↓
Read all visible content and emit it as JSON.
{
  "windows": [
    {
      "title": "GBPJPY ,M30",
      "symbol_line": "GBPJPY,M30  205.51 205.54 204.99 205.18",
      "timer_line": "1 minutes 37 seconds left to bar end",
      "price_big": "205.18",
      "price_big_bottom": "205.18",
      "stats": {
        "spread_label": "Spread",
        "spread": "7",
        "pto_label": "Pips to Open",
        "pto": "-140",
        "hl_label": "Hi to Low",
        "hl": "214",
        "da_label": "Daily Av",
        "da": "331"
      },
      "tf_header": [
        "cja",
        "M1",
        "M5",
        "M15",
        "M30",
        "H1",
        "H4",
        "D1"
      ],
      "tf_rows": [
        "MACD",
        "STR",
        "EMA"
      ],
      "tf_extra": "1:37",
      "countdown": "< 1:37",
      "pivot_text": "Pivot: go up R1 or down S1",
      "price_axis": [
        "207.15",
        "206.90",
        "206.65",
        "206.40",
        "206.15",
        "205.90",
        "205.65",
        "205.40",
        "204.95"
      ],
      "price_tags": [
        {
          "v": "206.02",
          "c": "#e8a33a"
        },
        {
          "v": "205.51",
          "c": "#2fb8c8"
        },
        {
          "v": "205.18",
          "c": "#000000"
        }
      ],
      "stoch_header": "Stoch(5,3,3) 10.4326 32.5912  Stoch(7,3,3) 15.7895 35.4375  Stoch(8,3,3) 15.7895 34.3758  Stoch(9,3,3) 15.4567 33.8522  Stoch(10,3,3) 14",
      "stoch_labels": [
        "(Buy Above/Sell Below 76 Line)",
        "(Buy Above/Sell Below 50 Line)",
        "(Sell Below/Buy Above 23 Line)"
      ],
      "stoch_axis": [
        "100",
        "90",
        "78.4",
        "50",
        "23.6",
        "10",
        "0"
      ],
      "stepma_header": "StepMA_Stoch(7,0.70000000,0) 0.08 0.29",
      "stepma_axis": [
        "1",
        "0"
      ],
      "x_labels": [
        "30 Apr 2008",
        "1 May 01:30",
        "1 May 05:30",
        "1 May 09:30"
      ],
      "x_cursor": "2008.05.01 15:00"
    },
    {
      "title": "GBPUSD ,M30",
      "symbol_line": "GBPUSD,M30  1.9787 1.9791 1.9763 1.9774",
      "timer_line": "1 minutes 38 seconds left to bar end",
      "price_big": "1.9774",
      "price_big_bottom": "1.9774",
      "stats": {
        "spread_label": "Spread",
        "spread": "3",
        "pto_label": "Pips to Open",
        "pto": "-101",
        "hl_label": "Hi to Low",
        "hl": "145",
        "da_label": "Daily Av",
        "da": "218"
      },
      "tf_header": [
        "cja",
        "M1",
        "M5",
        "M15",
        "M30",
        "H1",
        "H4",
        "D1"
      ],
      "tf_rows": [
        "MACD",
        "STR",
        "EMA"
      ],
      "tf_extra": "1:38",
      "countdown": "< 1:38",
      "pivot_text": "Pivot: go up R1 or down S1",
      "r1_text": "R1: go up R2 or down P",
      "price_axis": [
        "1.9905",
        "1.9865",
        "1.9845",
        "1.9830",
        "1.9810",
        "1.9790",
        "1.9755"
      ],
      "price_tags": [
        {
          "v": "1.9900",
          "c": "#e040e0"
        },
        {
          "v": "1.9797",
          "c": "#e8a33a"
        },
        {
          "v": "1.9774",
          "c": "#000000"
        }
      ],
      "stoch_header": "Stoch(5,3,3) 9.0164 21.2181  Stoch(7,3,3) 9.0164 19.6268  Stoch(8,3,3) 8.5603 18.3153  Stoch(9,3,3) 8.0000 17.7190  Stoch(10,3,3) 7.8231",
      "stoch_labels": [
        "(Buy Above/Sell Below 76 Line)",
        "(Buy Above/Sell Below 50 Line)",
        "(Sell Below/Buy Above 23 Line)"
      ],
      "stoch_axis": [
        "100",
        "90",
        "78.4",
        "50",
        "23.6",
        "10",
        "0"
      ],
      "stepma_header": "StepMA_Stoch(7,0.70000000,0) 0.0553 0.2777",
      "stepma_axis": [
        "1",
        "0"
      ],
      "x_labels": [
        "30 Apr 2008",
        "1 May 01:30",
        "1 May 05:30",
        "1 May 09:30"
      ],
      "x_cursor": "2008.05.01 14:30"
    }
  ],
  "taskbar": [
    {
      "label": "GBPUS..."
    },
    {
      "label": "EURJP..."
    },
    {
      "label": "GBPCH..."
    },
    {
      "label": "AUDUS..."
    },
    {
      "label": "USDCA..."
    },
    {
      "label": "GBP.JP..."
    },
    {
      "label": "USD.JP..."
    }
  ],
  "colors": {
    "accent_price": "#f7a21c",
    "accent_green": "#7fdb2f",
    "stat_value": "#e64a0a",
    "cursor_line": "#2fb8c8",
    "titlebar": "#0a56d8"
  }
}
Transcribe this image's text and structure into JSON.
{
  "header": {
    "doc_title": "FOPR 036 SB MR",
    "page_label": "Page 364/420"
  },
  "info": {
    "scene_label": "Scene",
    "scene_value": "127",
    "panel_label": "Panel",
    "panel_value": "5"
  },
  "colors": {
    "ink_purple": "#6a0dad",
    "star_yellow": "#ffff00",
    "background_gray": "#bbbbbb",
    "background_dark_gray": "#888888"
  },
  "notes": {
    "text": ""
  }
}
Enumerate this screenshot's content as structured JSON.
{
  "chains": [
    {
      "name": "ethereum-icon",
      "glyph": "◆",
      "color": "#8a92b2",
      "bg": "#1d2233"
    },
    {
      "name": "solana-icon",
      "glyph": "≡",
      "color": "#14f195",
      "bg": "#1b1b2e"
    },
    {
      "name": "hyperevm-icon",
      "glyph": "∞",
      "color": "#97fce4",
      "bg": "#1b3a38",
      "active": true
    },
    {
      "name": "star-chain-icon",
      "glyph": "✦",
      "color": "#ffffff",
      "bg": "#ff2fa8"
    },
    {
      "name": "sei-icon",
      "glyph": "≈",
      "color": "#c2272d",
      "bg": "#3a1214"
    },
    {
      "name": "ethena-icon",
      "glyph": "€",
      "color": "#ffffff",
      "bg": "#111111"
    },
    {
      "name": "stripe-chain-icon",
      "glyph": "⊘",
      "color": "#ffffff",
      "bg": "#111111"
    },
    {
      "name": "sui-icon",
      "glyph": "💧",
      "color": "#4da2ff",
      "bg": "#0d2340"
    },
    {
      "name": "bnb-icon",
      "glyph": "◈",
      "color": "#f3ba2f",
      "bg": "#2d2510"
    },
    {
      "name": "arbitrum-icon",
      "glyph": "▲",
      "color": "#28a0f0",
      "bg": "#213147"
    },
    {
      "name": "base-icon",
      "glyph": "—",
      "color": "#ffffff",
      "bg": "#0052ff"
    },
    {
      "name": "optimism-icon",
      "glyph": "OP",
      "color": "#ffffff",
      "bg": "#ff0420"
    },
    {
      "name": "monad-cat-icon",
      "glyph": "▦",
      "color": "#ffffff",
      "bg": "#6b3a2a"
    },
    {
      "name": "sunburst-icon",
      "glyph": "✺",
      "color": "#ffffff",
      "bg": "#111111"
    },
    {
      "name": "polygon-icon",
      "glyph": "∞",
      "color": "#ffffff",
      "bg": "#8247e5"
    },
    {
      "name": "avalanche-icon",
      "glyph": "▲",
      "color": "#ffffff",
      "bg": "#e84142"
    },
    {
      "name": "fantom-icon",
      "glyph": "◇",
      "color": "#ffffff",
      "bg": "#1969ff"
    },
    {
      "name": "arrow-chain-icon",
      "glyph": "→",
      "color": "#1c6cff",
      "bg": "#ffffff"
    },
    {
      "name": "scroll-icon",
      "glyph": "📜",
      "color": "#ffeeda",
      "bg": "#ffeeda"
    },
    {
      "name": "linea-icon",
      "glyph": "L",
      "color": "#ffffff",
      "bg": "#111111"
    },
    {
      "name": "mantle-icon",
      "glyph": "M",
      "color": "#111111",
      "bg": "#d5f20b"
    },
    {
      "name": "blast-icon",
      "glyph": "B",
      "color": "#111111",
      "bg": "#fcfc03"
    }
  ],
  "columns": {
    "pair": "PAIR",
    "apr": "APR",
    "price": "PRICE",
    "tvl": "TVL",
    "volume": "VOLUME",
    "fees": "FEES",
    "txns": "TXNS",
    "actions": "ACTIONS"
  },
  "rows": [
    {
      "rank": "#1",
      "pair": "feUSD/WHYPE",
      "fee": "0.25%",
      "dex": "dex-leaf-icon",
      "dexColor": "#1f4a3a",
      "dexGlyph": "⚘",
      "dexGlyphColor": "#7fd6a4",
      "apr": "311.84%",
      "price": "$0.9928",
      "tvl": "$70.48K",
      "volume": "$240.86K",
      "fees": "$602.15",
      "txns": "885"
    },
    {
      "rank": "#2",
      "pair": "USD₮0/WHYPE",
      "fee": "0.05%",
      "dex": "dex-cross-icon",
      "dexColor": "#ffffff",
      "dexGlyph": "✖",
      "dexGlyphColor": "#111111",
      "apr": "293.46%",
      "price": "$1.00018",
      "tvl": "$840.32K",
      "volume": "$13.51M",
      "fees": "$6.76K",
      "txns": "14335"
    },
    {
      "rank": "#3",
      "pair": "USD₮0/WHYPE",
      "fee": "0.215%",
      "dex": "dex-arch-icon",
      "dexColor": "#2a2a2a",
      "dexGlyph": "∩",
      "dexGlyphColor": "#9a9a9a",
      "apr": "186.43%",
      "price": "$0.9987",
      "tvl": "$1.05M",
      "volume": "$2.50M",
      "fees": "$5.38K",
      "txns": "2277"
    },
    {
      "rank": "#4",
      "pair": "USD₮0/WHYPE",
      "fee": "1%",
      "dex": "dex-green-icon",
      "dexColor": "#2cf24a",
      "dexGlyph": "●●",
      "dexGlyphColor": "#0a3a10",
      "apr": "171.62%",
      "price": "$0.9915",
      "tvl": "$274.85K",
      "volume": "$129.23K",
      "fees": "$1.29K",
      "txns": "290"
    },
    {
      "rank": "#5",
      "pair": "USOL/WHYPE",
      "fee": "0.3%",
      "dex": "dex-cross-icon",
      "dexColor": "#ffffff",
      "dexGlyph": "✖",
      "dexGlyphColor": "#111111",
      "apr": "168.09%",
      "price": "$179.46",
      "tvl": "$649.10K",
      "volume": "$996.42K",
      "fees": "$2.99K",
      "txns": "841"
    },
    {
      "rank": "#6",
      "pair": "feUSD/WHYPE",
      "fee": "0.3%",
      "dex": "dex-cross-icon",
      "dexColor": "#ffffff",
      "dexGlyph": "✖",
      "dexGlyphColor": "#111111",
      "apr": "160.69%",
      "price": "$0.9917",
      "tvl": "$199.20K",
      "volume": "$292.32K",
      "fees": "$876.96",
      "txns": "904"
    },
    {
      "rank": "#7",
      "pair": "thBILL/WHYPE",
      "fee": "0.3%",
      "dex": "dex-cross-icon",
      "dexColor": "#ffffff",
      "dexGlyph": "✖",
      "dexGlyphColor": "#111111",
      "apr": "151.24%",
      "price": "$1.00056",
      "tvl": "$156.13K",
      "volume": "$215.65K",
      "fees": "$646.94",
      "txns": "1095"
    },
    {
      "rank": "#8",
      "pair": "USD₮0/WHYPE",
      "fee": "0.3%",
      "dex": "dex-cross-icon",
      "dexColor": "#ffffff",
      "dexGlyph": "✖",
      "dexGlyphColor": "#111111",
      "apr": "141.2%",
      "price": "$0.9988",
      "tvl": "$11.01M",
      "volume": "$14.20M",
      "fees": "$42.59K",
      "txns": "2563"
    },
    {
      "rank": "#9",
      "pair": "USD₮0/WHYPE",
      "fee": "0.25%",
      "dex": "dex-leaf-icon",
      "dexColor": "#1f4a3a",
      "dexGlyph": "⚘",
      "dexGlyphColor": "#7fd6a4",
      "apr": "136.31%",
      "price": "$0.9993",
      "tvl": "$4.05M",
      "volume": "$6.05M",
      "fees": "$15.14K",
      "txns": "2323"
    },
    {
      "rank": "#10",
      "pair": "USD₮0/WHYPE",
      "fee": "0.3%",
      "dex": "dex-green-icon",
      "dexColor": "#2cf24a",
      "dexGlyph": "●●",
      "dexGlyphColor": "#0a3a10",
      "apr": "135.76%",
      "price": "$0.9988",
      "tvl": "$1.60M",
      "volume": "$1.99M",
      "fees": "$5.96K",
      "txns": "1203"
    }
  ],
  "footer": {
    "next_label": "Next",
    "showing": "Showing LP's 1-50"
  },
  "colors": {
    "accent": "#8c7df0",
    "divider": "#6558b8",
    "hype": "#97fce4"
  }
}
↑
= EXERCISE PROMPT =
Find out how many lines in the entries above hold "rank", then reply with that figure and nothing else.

= YOUR SOLUTION =
10